A very large storm will move out of the Rockies and into the Plains, the most active weather system in the country Sunday. The particularly large storm will spread from the northern Plains through the central Rockies and into the upper Midwest.
While the spring storm will initially lack the moisture coming up from the Gulf of Mexico, it will begin to produce strong thunderstorms from Texas through Illinois as it moves eastward later in the day and on Monday. These thunderstorms will have the potential of turning severe, with damaging wind, hail, and even possibly tornadoes.

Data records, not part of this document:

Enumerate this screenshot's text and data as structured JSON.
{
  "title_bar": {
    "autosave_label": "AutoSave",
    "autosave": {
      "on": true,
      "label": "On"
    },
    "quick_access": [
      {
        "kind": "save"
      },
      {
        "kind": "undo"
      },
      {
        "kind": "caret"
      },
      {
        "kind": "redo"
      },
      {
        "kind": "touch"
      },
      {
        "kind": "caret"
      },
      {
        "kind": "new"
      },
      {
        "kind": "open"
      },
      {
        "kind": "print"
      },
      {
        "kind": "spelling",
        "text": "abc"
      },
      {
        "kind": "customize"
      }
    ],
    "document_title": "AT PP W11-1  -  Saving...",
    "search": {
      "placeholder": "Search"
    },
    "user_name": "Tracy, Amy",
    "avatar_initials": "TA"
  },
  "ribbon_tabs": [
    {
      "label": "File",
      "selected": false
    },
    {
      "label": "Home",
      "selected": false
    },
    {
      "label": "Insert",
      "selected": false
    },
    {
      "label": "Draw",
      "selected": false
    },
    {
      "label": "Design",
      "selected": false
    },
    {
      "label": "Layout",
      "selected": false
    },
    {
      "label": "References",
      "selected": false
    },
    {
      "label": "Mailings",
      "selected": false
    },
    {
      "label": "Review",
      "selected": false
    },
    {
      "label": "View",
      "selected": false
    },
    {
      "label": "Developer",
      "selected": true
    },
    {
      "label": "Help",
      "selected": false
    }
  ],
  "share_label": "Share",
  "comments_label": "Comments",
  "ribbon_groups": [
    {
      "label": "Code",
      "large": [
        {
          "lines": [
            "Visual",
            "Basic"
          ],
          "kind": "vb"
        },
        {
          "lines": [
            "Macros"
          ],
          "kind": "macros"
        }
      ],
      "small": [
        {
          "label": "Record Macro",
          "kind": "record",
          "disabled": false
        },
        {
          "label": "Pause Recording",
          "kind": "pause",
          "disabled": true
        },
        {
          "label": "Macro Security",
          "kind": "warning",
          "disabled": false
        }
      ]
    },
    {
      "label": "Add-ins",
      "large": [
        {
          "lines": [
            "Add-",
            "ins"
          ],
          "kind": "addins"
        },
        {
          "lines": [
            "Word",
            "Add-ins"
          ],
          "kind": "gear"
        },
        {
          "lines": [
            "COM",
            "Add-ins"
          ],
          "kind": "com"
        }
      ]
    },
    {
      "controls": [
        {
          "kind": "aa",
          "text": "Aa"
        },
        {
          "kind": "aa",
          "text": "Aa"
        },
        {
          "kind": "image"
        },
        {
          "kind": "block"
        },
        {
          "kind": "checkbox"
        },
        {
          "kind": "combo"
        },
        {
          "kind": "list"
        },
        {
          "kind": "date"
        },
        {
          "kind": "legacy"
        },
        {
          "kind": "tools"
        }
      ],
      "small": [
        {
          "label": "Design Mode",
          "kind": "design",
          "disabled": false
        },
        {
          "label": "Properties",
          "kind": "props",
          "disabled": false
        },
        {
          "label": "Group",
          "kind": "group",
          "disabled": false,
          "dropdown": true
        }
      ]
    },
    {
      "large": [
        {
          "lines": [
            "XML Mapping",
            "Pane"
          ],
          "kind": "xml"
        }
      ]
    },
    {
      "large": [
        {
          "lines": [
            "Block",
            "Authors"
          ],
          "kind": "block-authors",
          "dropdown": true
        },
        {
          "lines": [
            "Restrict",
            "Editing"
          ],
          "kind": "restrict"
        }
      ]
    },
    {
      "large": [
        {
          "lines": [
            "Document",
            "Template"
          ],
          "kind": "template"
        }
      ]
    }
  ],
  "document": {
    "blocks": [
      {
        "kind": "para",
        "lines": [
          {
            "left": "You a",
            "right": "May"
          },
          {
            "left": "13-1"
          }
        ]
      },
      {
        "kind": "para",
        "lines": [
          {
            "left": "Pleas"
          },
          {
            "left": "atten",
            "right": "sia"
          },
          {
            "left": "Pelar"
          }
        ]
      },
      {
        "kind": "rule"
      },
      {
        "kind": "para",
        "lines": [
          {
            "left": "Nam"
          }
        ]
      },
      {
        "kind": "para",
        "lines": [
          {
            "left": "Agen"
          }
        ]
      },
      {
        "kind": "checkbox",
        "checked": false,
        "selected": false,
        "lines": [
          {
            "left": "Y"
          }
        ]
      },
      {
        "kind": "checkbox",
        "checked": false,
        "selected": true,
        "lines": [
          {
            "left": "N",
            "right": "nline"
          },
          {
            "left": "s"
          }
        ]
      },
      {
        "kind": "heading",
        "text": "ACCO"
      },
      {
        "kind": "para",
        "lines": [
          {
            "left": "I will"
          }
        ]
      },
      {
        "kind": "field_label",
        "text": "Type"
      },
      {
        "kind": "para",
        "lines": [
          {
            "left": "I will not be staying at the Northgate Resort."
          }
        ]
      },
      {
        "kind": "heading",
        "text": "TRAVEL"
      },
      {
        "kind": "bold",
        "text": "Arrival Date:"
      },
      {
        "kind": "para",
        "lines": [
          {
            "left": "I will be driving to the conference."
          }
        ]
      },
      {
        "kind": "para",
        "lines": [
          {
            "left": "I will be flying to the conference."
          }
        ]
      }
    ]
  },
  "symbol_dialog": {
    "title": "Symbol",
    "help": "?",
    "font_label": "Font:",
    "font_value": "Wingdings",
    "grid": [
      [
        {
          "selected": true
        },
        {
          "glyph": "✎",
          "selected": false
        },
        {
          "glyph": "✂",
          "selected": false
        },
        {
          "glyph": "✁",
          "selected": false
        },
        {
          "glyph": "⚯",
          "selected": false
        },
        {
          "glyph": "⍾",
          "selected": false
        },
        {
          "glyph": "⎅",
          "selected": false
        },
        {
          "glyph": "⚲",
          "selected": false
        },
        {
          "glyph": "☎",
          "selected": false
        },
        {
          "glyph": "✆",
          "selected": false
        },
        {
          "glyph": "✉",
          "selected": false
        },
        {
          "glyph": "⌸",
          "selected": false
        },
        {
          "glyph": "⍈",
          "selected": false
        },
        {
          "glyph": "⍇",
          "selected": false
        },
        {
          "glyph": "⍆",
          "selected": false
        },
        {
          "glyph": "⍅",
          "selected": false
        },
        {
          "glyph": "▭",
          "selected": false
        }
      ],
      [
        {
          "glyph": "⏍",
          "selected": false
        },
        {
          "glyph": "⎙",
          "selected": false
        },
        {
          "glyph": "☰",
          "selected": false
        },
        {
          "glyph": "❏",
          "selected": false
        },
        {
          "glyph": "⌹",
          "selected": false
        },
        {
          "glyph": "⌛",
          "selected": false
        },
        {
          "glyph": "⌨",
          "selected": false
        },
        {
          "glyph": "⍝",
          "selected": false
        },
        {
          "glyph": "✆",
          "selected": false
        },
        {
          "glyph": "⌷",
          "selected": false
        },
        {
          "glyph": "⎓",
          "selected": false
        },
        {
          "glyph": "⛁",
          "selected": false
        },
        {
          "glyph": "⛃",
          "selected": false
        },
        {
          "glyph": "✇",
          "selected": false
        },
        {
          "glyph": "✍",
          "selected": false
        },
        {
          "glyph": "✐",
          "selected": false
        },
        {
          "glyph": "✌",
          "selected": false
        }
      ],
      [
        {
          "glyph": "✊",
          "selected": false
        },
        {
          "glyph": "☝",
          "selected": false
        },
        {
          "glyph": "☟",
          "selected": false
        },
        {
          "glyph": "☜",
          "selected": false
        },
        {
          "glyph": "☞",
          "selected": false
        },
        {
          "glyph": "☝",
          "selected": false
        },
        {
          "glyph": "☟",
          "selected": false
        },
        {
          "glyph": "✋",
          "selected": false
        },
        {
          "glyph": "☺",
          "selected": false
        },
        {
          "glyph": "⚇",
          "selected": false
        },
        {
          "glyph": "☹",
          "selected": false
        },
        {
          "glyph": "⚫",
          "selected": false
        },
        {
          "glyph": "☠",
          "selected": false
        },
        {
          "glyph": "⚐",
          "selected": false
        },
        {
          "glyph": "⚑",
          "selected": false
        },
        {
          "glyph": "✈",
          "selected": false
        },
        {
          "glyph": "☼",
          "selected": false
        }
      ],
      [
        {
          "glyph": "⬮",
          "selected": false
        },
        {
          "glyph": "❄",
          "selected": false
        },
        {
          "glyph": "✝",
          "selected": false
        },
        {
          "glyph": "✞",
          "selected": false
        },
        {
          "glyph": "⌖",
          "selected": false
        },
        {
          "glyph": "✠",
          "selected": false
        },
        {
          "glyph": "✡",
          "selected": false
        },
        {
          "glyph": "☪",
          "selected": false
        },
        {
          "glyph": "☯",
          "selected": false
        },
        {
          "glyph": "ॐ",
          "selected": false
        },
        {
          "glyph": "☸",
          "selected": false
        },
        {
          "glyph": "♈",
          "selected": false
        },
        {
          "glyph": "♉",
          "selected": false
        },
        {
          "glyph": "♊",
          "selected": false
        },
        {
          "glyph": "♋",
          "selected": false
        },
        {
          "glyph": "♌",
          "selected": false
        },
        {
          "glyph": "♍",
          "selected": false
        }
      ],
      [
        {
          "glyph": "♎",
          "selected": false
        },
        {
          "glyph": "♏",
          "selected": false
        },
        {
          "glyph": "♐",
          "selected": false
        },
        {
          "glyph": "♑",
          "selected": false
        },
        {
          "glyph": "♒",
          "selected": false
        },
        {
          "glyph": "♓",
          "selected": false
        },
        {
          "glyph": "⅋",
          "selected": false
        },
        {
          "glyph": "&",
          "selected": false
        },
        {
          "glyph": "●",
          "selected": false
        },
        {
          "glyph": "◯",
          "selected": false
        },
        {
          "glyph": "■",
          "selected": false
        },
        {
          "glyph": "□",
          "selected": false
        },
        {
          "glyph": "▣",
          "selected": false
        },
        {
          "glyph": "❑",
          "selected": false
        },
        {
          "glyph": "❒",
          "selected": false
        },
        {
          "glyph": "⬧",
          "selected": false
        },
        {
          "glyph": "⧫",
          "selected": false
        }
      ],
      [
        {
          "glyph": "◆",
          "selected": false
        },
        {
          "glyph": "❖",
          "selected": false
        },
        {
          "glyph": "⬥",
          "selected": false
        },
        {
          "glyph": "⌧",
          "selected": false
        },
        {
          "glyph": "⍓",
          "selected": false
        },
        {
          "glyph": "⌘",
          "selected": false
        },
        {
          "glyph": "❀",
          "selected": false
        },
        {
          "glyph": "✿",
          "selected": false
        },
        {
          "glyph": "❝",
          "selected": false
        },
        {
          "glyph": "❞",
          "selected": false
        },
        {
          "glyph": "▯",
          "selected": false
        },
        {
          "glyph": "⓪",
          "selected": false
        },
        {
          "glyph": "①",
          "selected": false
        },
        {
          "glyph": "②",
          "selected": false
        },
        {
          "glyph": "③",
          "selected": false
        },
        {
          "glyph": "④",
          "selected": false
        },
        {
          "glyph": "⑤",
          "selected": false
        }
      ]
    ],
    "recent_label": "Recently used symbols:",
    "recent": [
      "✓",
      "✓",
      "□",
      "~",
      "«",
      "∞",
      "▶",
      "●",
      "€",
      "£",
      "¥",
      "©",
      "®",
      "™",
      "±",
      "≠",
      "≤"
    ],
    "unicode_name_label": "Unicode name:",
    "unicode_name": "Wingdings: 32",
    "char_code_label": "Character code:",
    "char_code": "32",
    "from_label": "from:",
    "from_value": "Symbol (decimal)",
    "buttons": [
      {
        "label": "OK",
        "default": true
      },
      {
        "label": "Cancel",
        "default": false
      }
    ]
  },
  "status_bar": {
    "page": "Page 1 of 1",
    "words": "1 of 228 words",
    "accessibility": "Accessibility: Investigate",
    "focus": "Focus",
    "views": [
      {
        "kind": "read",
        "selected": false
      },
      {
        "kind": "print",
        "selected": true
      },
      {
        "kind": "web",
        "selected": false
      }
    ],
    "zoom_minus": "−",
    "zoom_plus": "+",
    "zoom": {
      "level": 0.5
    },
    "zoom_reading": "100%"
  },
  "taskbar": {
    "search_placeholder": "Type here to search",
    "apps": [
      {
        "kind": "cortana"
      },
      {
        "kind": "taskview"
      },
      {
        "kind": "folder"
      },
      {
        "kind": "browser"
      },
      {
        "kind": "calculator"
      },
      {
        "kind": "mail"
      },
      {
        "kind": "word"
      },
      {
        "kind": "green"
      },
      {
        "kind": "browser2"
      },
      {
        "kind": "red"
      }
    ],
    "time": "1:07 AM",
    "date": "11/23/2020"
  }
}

Residents in the Southeast should monitor weather conditions due to approaching severe weather.
Closer to the storm's center, widespread rain is likely in the Dakotas and Minnesota. This rainfall will hasten the annual snowmelt that is expected to keep flooding conditions likely throughout the spring in the Missouri and Mississippi Rivers.
Rain will gradually increase in New England later Sunday afternoon and evening.
Cool, but dry, conditions are expected in California and much of the Southwest.
The Northeast's temperatures will reach the 50s and 60s, while the Southeast will see readings in the 80s and 90s. The Southern Plains will rise into the 80s and 90s, while the Northern Plains will see temperatures in the 40s, 50s, and 60s. The Northwest will rise into the 40s, 50s, and some 60s. Temperatures in the lower 48 states ranged Saturday from a morning low of 5 degrees at St. George, Utah, to a high of 97 degrees at Laredo, Texas.
Weather Underground: http://www.wunderground.com
National Weather Service: http://iwin.nws.noaa.gov